- **Brief**: Within the listing below, how many lines contain "system"? Only the number is wanted.

(Supplied information)

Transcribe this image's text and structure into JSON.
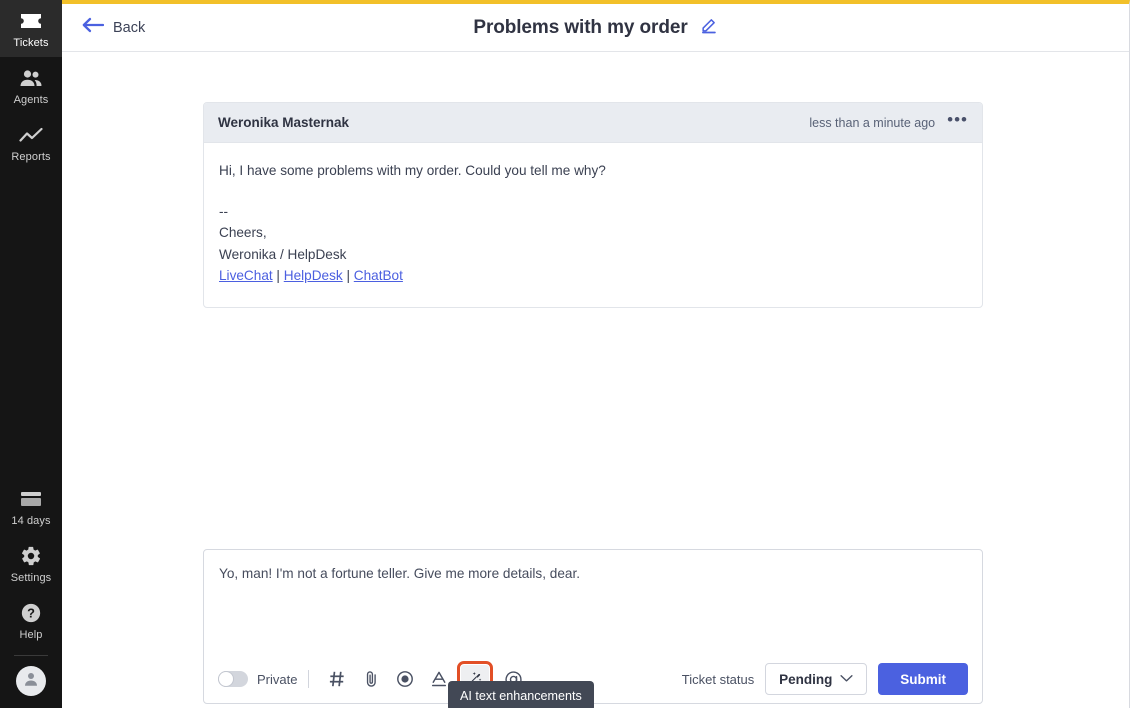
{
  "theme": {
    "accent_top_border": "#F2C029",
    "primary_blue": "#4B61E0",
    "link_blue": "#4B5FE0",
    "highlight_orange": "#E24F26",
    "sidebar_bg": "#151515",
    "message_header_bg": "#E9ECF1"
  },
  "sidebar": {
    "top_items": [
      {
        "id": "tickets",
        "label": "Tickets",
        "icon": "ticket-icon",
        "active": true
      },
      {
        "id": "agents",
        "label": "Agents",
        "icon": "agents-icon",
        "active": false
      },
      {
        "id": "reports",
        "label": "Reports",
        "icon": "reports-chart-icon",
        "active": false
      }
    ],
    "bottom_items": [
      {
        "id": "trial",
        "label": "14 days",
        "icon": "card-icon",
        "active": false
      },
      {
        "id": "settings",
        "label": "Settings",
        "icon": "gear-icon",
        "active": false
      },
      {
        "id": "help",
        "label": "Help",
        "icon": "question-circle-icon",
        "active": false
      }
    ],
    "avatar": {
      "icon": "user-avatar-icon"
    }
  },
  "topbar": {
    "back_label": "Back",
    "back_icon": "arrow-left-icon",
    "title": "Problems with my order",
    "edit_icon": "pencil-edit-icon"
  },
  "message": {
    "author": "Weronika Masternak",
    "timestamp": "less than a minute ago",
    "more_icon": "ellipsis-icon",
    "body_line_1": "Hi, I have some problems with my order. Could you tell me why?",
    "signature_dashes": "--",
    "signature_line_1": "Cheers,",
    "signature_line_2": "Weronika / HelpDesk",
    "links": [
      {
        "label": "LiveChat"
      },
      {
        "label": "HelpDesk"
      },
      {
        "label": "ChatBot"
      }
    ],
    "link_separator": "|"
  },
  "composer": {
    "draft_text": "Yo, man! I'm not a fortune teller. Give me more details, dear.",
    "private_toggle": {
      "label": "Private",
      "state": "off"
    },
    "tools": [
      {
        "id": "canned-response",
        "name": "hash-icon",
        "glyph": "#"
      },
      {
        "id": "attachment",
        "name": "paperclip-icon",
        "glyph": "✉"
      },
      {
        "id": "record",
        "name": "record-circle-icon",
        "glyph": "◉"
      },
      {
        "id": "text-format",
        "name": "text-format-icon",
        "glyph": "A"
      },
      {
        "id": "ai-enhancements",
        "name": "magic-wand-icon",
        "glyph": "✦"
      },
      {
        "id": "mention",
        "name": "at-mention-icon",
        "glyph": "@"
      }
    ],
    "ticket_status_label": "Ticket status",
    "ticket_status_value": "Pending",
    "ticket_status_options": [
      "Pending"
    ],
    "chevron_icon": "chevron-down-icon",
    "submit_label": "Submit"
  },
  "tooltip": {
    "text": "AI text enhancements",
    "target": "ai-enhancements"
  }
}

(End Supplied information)
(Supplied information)

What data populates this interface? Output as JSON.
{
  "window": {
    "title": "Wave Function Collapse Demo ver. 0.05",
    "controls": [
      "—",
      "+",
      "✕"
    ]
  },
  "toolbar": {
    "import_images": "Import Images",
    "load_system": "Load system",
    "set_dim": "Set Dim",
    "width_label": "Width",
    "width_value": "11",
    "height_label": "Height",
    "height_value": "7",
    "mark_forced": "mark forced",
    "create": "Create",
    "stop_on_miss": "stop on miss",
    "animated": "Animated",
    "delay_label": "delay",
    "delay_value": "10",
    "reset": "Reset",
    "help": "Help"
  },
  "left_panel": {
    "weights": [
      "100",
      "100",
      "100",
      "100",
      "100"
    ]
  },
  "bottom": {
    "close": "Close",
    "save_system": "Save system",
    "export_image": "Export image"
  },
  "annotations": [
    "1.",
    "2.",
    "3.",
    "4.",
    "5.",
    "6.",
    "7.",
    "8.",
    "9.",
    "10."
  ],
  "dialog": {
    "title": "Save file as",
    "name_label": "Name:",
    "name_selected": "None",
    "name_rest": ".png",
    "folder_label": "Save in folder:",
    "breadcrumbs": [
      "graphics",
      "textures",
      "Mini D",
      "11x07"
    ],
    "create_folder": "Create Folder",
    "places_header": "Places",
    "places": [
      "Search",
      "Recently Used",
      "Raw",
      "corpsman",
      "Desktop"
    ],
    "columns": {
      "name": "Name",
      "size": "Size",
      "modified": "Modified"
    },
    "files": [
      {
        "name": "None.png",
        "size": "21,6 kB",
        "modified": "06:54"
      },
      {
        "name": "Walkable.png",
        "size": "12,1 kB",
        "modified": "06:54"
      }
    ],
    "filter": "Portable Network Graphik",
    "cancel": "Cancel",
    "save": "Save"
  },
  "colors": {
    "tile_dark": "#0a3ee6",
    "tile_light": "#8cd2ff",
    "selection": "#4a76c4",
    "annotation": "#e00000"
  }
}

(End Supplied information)
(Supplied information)

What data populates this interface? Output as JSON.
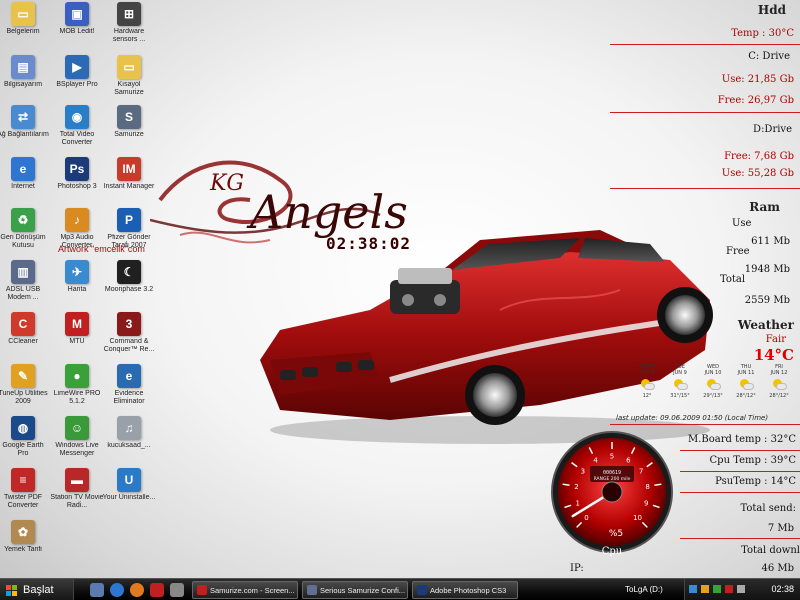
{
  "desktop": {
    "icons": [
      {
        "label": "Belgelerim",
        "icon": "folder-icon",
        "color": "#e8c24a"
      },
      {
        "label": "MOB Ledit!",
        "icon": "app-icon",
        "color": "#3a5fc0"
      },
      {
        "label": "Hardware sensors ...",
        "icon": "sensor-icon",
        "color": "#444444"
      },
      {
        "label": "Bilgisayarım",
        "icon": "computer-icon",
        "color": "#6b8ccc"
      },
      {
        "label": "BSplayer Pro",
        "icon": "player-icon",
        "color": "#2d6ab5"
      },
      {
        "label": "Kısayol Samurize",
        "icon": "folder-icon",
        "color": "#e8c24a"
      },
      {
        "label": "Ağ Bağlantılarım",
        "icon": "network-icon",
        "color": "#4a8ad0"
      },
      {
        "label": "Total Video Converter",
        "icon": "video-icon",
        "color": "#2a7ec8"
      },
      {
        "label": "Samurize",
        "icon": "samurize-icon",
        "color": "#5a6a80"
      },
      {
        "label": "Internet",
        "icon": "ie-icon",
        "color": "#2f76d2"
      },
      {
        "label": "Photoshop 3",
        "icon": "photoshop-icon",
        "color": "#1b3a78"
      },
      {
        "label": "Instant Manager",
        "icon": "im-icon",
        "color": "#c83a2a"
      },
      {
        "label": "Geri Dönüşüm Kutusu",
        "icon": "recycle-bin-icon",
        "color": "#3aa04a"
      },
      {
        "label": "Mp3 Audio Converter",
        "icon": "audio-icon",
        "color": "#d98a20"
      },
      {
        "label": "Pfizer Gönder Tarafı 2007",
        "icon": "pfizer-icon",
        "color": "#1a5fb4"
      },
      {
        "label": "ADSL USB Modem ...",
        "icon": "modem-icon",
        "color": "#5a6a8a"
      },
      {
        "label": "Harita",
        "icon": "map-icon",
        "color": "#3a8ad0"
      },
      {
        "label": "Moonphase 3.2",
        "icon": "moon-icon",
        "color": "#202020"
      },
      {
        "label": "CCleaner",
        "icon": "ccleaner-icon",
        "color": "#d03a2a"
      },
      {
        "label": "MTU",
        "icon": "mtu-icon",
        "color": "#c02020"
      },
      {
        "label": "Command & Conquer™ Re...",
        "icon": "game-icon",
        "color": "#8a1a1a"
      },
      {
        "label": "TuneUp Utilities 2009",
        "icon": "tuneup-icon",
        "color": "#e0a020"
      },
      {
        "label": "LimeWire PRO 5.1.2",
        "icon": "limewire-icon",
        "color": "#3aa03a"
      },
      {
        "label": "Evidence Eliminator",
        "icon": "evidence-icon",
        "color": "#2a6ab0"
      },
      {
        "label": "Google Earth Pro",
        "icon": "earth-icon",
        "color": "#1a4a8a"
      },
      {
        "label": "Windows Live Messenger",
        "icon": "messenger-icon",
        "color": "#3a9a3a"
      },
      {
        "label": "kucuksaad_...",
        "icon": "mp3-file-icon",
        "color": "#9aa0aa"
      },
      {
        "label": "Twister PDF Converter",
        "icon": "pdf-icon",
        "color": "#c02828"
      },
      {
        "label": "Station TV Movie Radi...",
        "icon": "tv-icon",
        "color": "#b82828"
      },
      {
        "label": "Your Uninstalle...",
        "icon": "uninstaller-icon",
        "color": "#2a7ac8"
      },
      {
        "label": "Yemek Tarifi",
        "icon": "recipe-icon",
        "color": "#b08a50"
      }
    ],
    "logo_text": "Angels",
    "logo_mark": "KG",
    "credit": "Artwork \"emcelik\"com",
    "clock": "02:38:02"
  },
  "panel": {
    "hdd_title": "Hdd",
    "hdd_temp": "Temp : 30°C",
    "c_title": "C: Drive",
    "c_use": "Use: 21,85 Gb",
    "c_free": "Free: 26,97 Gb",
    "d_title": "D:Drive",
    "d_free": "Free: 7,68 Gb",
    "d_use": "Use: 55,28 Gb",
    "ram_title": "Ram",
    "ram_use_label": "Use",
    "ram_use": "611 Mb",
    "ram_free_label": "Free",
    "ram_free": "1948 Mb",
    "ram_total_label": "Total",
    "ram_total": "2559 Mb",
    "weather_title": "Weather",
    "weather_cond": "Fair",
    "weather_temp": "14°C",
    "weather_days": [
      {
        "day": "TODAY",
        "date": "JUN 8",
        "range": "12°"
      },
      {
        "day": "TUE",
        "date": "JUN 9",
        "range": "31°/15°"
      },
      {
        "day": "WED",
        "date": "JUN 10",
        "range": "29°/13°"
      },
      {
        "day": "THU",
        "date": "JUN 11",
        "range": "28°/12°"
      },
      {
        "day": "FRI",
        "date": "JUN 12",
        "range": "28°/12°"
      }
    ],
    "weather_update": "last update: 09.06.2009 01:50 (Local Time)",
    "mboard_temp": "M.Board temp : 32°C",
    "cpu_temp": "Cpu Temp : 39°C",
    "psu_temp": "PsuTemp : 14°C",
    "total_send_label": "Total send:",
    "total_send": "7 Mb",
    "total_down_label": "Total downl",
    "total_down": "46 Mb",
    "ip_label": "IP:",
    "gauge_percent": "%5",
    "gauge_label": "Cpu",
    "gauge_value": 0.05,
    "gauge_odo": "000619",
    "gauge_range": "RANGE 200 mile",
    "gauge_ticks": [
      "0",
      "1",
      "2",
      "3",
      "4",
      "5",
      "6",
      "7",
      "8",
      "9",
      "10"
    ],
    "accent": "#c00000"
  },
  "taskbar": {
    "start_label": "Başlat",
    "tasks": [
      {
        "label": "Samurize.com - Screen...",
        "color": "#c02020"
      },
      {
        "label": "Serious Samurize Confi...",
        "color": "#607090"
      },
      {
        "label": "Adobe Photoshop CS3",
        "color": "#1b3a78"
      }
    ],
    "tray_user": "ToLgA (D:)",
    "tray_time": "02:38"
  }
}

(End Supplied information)

- **Solution for this exercise**: 2